      Cotton/polyester blend: Another common fabrication for casual wear, this blend seeks to offer both comfort and performance.
      • Pros: Feels soft against skin, breathable
      • Cons: Doesn't wick away moisture or dry as fast as 100% nylon or polyester

      In terms of his need to wear shorts outside, have you considered buying him work-out pants that have zippers across the thighs that allow you to remove the lower section and make them into shorts easily? They can be found in fabrics that can look like the casual pants he may need for a school uniform.

      These items are probably easiest found in a sports store and might be a bit pricey as a result. For example, if the uniform requires shirts with a collar you may be able to find something in a golf pro store.

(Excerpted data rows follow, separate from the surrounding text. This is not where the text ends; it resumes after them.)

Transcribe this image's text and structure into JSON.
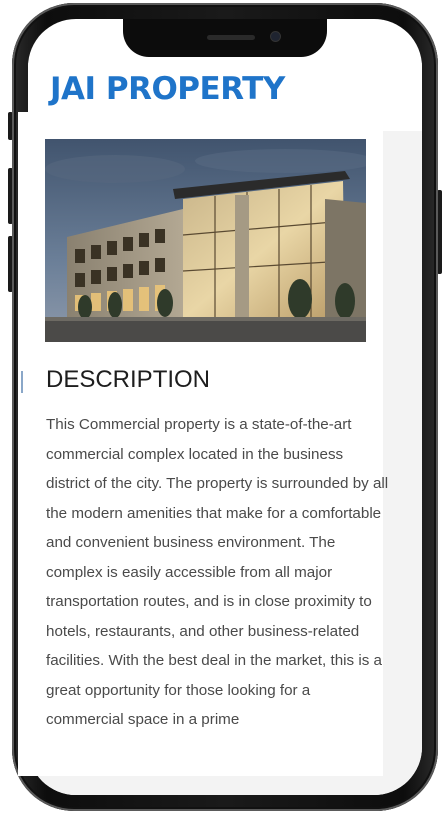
{
  "app": {
    "title": "JAI PROPERTY"
  },
  "listing": {
    "image_alt": "Modern multi-storey commercial building with glass facade at dusk",
    "section_heading": "DESCRIPTION",
    "description": "This Commercial property is a state-of-the-art commercial complex located in the business district of the city. The property is surrounded by all the modern amenities that make for a comfortable and convenient business environment. The complex is easily accessible from all major transportation routes, and is in close proximity to hotels, restaurants, and other business-related facilities. With the best deal in the market, this is a great opportunity for those looking for a commercial space in a prime"
  },
  "colors": {
    "brand": "#1f74c9",
    "heading": "#1e1e1e",
    "body_text": "#4a4a4a",
    "phone_frame": "#1a1a1a"
  }
}
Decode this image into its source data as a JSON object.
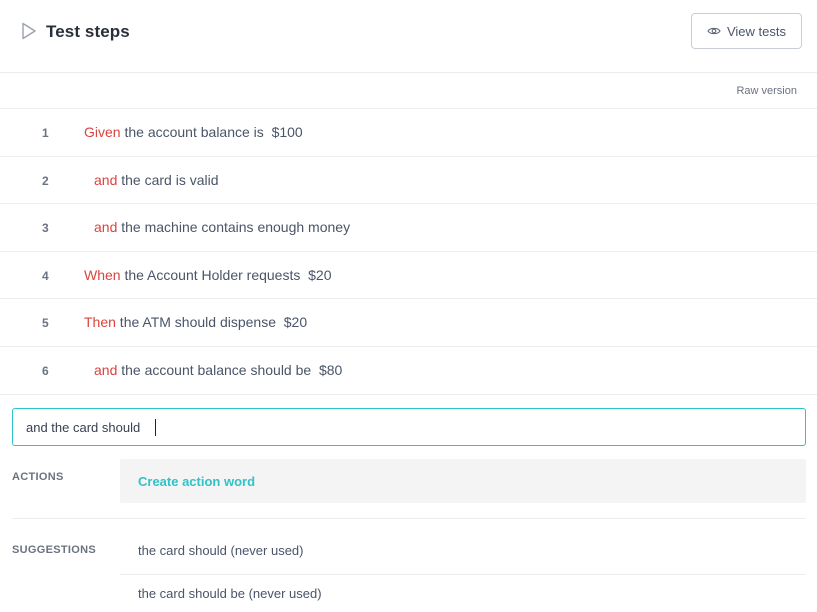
{
  "header": {
    "title": "Test steps",
    "view_tests_label": "View tests"
  },
  "toolbar": {
    "raw_version_label": "Raw version"
  },
  "steps": [
    {
      "num": "1",
      "keyword": "Given",
      "text": " the account balance is  $100",
      "indent": false
    },
    {
      "num": "2",
      "keyword": "and",
      "text": " the card is valid",
      "indent": true
    },
    {
      "num": "3",
      "keyword": "and",
      "text": " the machine contains enough money",
      "indent": true
    },
    {
      "num": "4",
      "keyword": "When",
      "text": " the Account Holder requests  $20",
      "indent": false
    },
    {
      "num": "5",
      "keyword": "Then",
      "text": " the ATM should dispense  $20",
      "indent": false
    },
    {
      "num": "6",
      "keyword": "and",
      "text": " the account balance should be  $80",
      "indent": true
    }
  ],
  "editor": {
    "value": "and the card should"
  },
  "actions": {
    "label": "ACTIONS",
    "create_action_label": "Create action word"
  },
  "suggestions": {
    "label": "SUGGESTIONS",
    "items": [
      "the card should (never used)",
      "the card should be (never used)"
    ]
  },
  "colors": {
    "keyword": "#d9443f",
    "accent": "#2ec3c6"
  },
  "icons": {
    "header_icon": "play-icon",
    "view_tests_icon": "eye-icon"
  }
}
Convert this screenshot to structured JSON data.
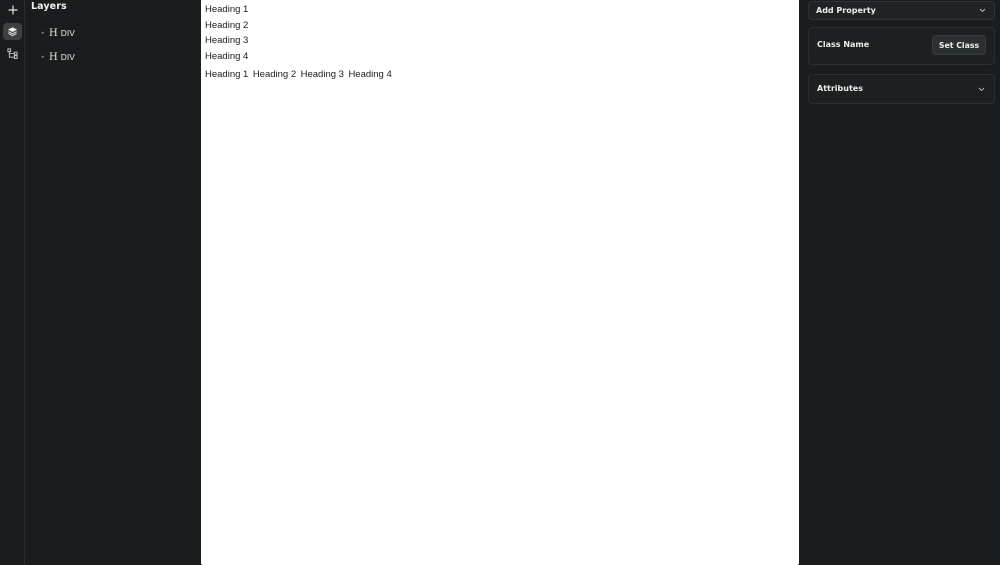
{
  "rail": {
    "items": [
      {
        "name": "add",
        "icon": "plus-icon",
        "active": false
      },
      {
        "name": "layers",
        "icon": "layers-icon",
        "active": true
      },
      {
        "name": "components",
        "icon": "tree-icon",
        "active": false
      }
    ]
  },
  "layers_panel": {
    "title": "Layers",
    "items": [
      {
        "glyph": "H",
        "label": "DIV"
      },
      {
        "glyph": "H",
        "label": "DIV"
      }
    ]
  },
  "canvas": {
    "headings": [
      "Heading 1",
      "Heading 2",
      "Heading 3",
      "Heading 4"
    ],
    "inline_headings": [
      "Heading 1",
      "Heading 2",
      "Heading 3",
      "Heading 4"
    ]
  },
  "properties": {
    "add_property_label": "Add Property",
    "class_name_label": "Class Name",
    "set_class_label": "Set Class",
    "attributes_label": "Attributes"
  },
  "colors": {
    "panel_bg": "#1a1d1d",
    "canvas_bg": "#ffffff",
    "active_rail": "#3c4242"
  }
}
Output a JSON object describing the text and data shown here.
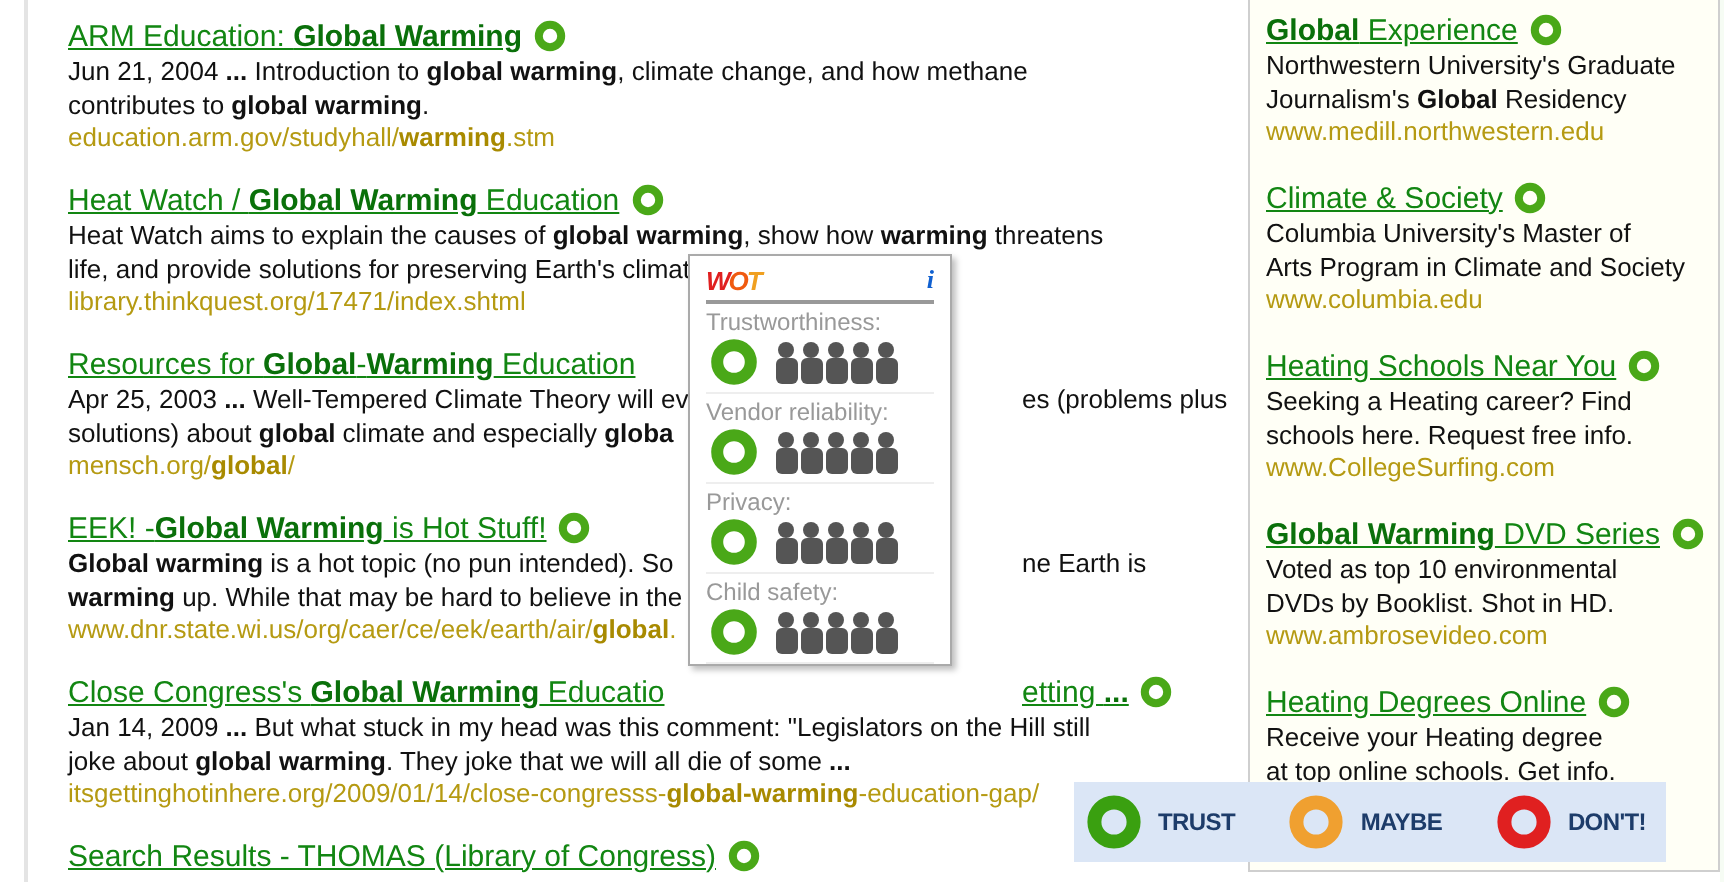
{
  "results": [
    {
      "title": "ARM Education: **Global Warming**",
      "color": "#4aa818",
      "lines": [
        {
          "left": "Jun 21, 2004 **...** Introduction to **global warming**, climate change, and how methane"
        },
        {
          "left": "contributes to **global warming**."
        }
      ],
      "url": "education.arm.gov/studyhall/**warming**.stm"
    },
    {
      "title": "Heat Watch / **Global Warming** Education",
      "color": "#4aa818",
      "lines": [
        {
          "left": "Heat Watch aims to explain the causes of **global warming**, show how **warming** threatens"
        },
        {
          "left": "life, and provide solutions for preserving Earth's climat"
        }
      ],
      "url": "library.thinkquest.org/17471/index.shtml"
    },
    {
      "title": "Resources for **Global**-**Warming** Education",
      "lines": [
        {
          "left": "Apr 25, 2003 **...** Well-Tempered Climate Theory will ev",
          "right": "es (problems plus"
        },
        {
          "left": "solutions) about **global** climate and especially **globa**"
        }
      ],
      "url": "mensch.org/**global**/"
    },
    {
      "title": "EEK! -**Global Warming** is Hot Stuff!",
      "color": "#4aa818",
      "lines": [
        {
          "left": "**Global warming** is a hot topic (no pun intended). So",
          "right": "ne Earth is"
        },
        {
          "left": "**warming** up. While that may be hard to believe in the"
        }
      ],
      "url": "www.dnr.state.wi.us/org/caer/ce/eek/earth/air/**global**."
    },
    {
      "title": "Close Congress's **Global Warming** Educatio",
      "title_right": "etting **...**",
      "color": "#4aa818",
      "lines": [
        {
          "left": "Jan 14, 2009 **...** But what stuck in my head was this comment: \"Legislators on the Hill still"
        },
        {
          "left": "joke about **global warming**. They joke that we will all die of some **...**"
        }
      ],
      "url": "itsgettinghotinhere.org/2009/01/14/close-congresss-**global-warming**-education-gap/"
    },
    {
      "title": "Search Results - THOMAS (Library of Congress)",
      "color": "#4aa818"
    }
  ],
  "ads": [
    {
      "title": "**Global** Experience",
      "lines": [
        "Northwestern University's Graduate",
        "Journalism's **Global** Residency"
      ],
      "url": "www.medill.northwestern.edu"
    },
    {
      "title": "Climate & Society",
      "lines": [
        "Columbia University's Master of",
        "Arts Program in Climate and Society"
      ],
      "url": "www.columbia.edu"
    },
    {
      "title": "Heating Schools Near You",
      "lines": [
        "Seeking a Heating career? Find",
        "schools here. Request free info."
      ],
      "url": "www.CollegeSurfing.com"
    },
    {
      "title": "**Global Warming** DVD Series",
      "lines": [
        "Voted as top 10 environmental",
        "DVDs by Booklist. Shot in HD."
      ],
      "url": "www.ambrosevideo.com"
    },
    {
      "title": "Heating Degrees Online",
      "lines": [
        "Receive your Heating degree",
        "at top online schools. Get info."
      ]
    }
  ],
  "popup": {
    "logo": [
      {
        "text": "W",
        "color": "#e02020"
      },
      {
        "text": "O",
        "color": "#f05a10"
      },
      {
        "text": "T",
        "color": "#f0a020"
      }
    ],
    "info": "i",
    "categories": [
      {
        "label": "Trustworthiness:"
      },
      {
        "label": "Vendor reliability:"
      },
      {
        "label": "Privacy:"
      },
      {
        "label": "Child safety:"
      }
    ]
  },
  "legend": [
    {
      "label": "TRUST",
      "color": "#3aa010"
    },
    {
      "label": "MAYBE",
      "color": "#f0a030"
    },
    {
      "label": "DON'T!",
      "color": "#e02020"
    }
  ]
}
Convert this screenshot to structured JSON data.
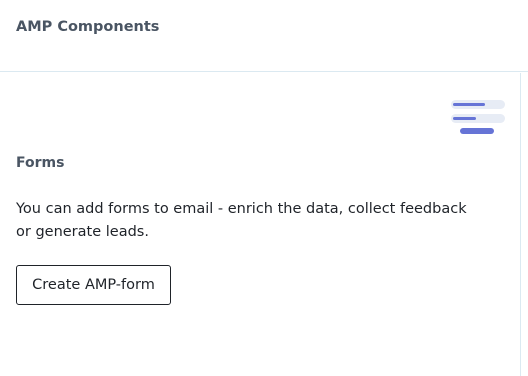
{
  "header": {
    "title": "AMP Components"
  },
  "card": {
    "illustration_icon": "form-lines-icon",
    "section_title": "Forms",
    "description": "You can add forms to email - enrich the data, collect feedback or generate leads.",
    "button_label": "Create AMP-form"
  },
  "colors": {
    "heading": "#4a5563",
    "text": "#1f2329",
    "divider": "#dbe9f1",
    "accent": "#6674d6",
    "accent_light": "#e7ecf5"
  }
}
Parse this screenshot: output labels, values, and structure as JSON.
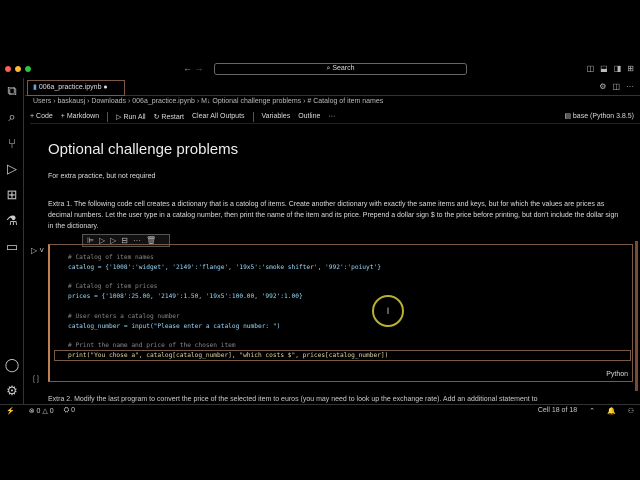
{
  "window": {
    "search": "Search",
    "nav_back": "←",
    "nav_forward": "→"
  },
  "tab": {
    "label": "006a_practice.ipynb",
    "dirty": "●"
  },
  "breadcrumb": [
    "Users",
    "baskausj",
    "Downloads",
    "006a_practice.ipynb",
    "M↓ Optional challenge problems",
    "# Catalog of item names"
  ],
  "toolbar": {
    "code": "+ Code",
    "markdown": "+ Markdown",
    "run_all": "▷ Run All",
    "restart": "↻ Restart",
    "clear": "Clear All Outputs",
    "variables": "Variables",
    "outline": "Outline",
    "more": "···",
    "kernel": "base (Python 3.8.5)"
  },
  "notebook": {
    "title": "Optional challenge problems",
    "subtitle": "For extra practice, but not required",
    "extra1": "Extra 1. The following code cell creates a dictionary that is a catolog of items. Create another dictionary with exactly the same items and keys, but for which the values are prices as decimal numbers. Let the user type in a catalog number, then print the name of the item and its price. Prepend a dollar sign $ to the price before printing, but don't include the dollar sign in the dictionary.",
    "code": {
      "c1": "# Catalog of item names",
      "l1": "catalog = {'1008':'widget', '2149':'flange', '19x5':'smoke shifter', '992':'poiuyt'}",
      "c2": "# Catalog of item prices",
      "l2": "prices = {'1008':25.00, '2149':1.50, '19x5':100.00, '992':1.00}",
      "c3": "# User enters a catalog number",
      "l3": "catalog_number = input(\"Please enter a catalog number: \")",
      "c4": "# Print the name and price of the chosen item",
      "l4": "print(\"You chose a\", catalog[catalog_number], \"which costs $\", prices[catalog_number])"
    },
    "language": "Python",
    "exec_count": "[ ]",
    "extra2": "Extra 2. Modify the last program to convert the price of the selected item to euros (you may need to look up the exchange rate). Add an additional statement to"
  },
  "status": {
    "errors": "0",
    "warnings": "0",
    "ports": "0",
    "cell": "Cell 18 of 18"
  }
}
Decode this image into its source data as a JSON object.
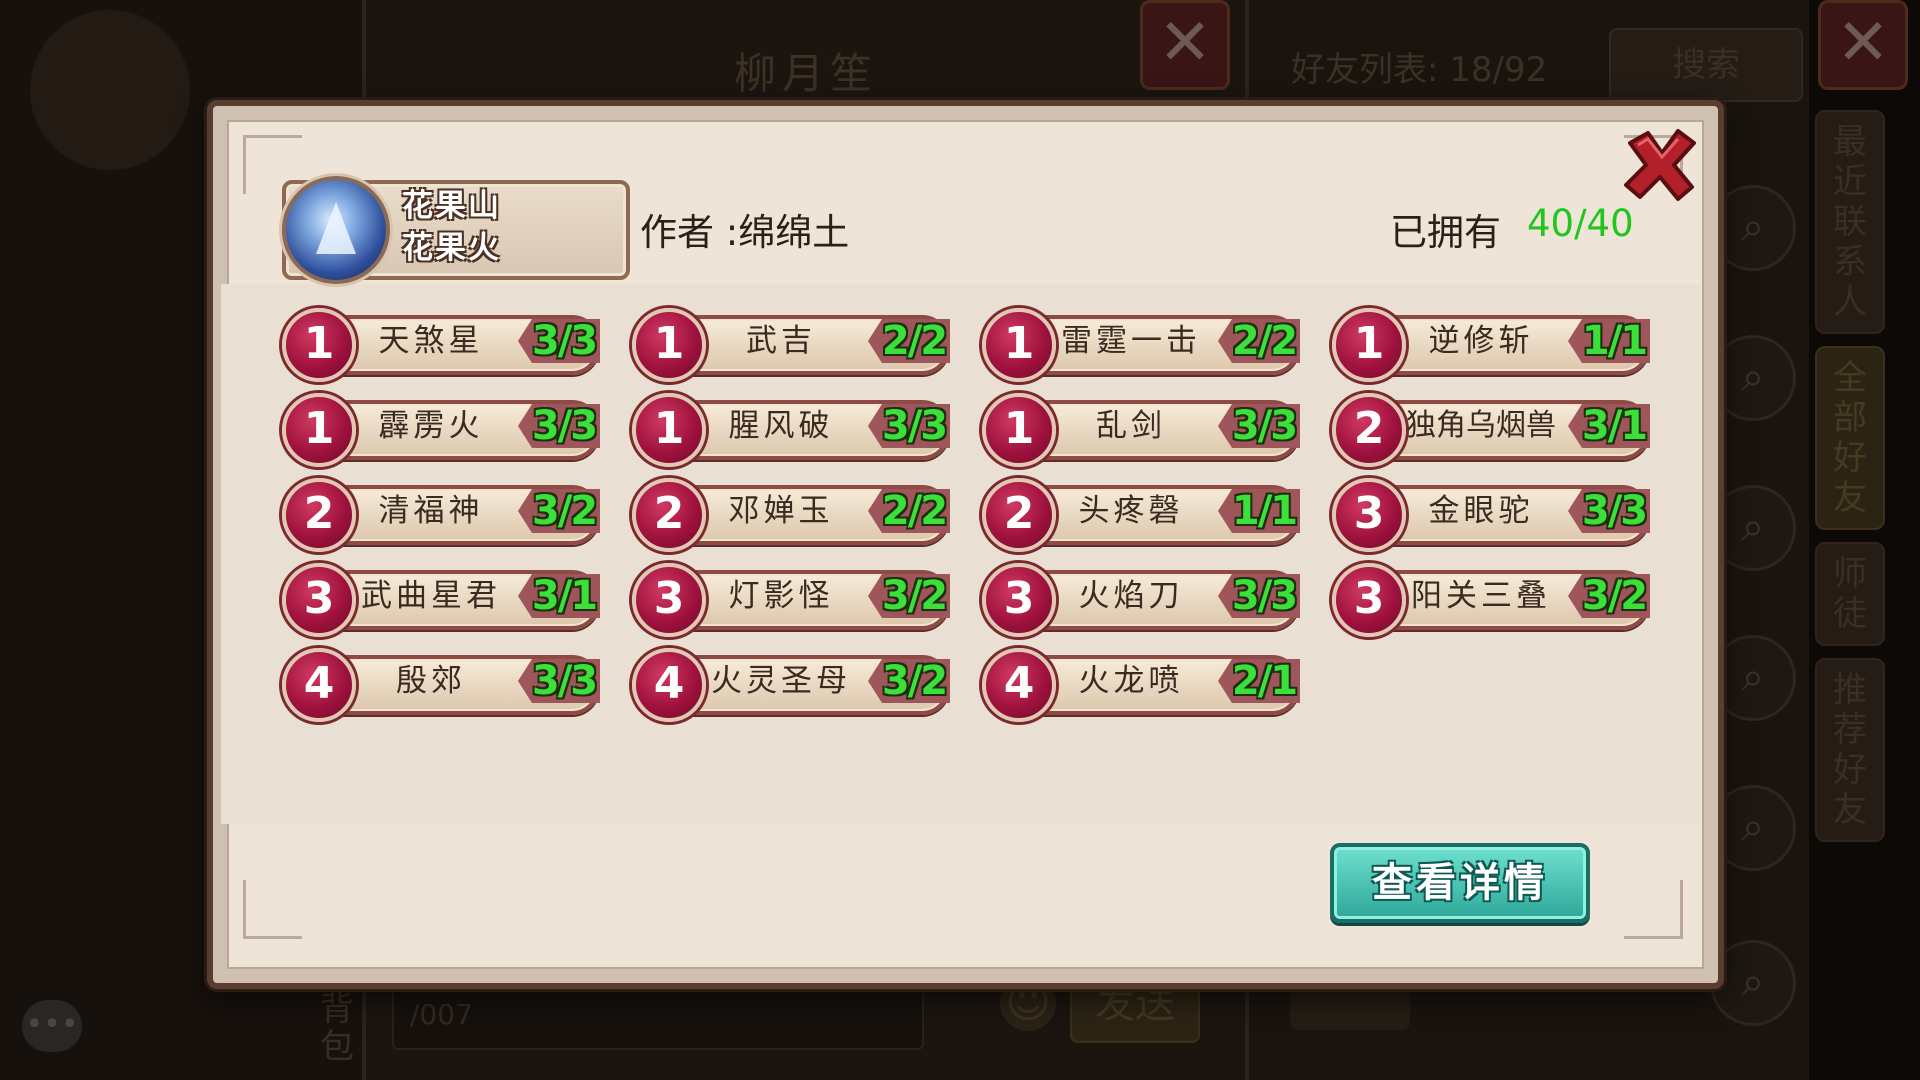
{
  "background": {
    "chat_title": "柳月笙",
    "friends_title": "好友列表: 18/92",
    "search_label": "搜索",
    "tabs": [
      "最近联系人",
      "全部好友",
      "师徒",
      "推荐好友"
    ],
    "input_value": "/007",
    "send_label": "发送",
    "bag_label": "背包"
  },
  "modal": {
    "set_name_line1": "花果山",
    "set_name_line2": "花果火",
    "author": "作者 :绵绵土",
    "owned_label": "已拥有",
    "owned_value": "40/40",
    "details_button": "查看详情",
    "close_icon": "close-x-icon",
    "accent_green": "#22c51e",
    "cards": [
      {
        "cost": "1",
        "name": "天煞星",
        "count": "3/3"
      },
      {
        "cost": "1",
        "name": "武吉",
        "count": "2/2"
      },
      {
        "cost": "1",
        "name": "雷霆一击",
        "count": "2/2"
      },
      {
        "cost": "1",
        "name": "逆修斩",
        "count": "1/1"
      },
      {
        "cost": "1",
        "name": "霹雳火",
        "count": "3/3"
      },
      {
        "cost": "1",
        "name": "腥风破",
        "count": "3/3"
      },
      {
        "cost": "1",
        "name": "乱剑",
        "count": "3/3"
      },
      {
        "cost": "2",
        "name": "独角乌烟兽",
        "count": "3/1"
      },
      {
        "cost": "2",
        "name": "清福神",
        "count": "3/2"
      },
      {
        "cost": "2",
        "name": "邓婵玉",
        "count": "2/2"
      },
      {
        "cost": "2",
        "name": "头疼磬",
        "count": "1/1"
      },
      {
        "cost": "3",
        "name": "金眼驼",
        "count": "3/3"
      },
      {
        "cost": "3",
        "name": "武曲星君",
        "count": "3/1"
      },
      {
        "cost": "3",
        "name": "灯影怪",
        "count": "3/2"
      },
      {
        "cost": "3",
        "name": "火焰刀",
        "count": "3/3"
      },
      {
        "cost": "3",
        "name": "阳关三叠",
        "count": "3/2"
      },
      {
        "cost": "4",
        "name": "殷郊",
        "count": "3/3"
      },
      {
        "cost": "4",
        "name": "火灵圣母",
        "count": "3/2"
      },
      {
        "cost": "4",
        "name": "火龙喷",
        "count": "2/1"
      }
    ]
  }
}
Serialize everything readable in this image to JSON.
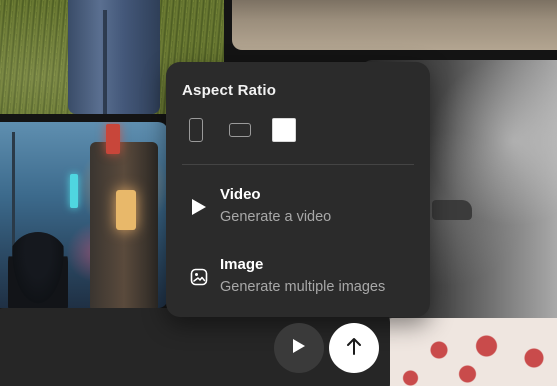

      Good luck!
      Tina, Forum Moderator, TSFC Staff Liaison

      TSFC Homepage
      TSFC Membership


      • #4
        Re: What about a child who is always too hot?

        Welcome to the Forum Glass Half Full,

        He always complains of being too hot
        Has this symptom ever been linked to any medical disorder or medication he might be taking? Is he taking any medications at this time?
        TouretteLinks Forum


        • #5
          Re: What about a child who is always too hot?

          We have not yet gone the medication route with him.

          I don't discount it as a possibility, but he is so hostile to the prospect (or to acknolweding Tourette's or any of the other labels) that it is not currently a real option.

          I do think it (the 'too hot' thing) is linked pretty closely to the diagnosis: he has very real sensory issues, hypotonic muscules, and needs very deep pressure in order to feel things (ie. has always needed to be hugged/hugs at a level that would be painful for anyone else). He needs his room very cold at night in order to be able to sleep, and can happily lay down in snow with no coat. It is only recently that i have come to understand how other problems are linked to this: he is very unhappy at school, and I suspect he would be finding it much easier to integrate if so much of his emergy wasn't being focused into surviving the heat. In the long run, we will move to another city where he will NOT have to wear a school uniform. In the short run, we are a bit stuck. But i am increasingly thinking that some of the 'adjustments' he is having to make (and the many many explosions we have at home about him going to school and about the school uniform) are not about 'the move', but are about a very serious discomfort in his body because he is simply too hot wearing layers of clothes he didn't have to before.


          • #6
            Re: What about a child who is always too hot?

            What's not clear to me from your comments is whether your son has had a full medical work-up including blood tests to rule out a possible physical disorder that is causing him to feel cold. If it were thyroid dysfunction, for example, it could be addressed by his doctor.

            acknolweding Tourette's or any of the other labels
            I believe your son needs some counseling so his thinking can be re-oriented to understand that accepting the reality of a diagnosis is part of being a responsible and mature person. I'm concerned about his concerns about so-called labels.

            How is the family support system for your son, and how do family members, friends and school system respond to and react to his Tourette activity?

            Are you aware of a local Tourette support group close to your community where you and your son can meet others dealing with Tourette and share experiences?
            TouretteLinks Forum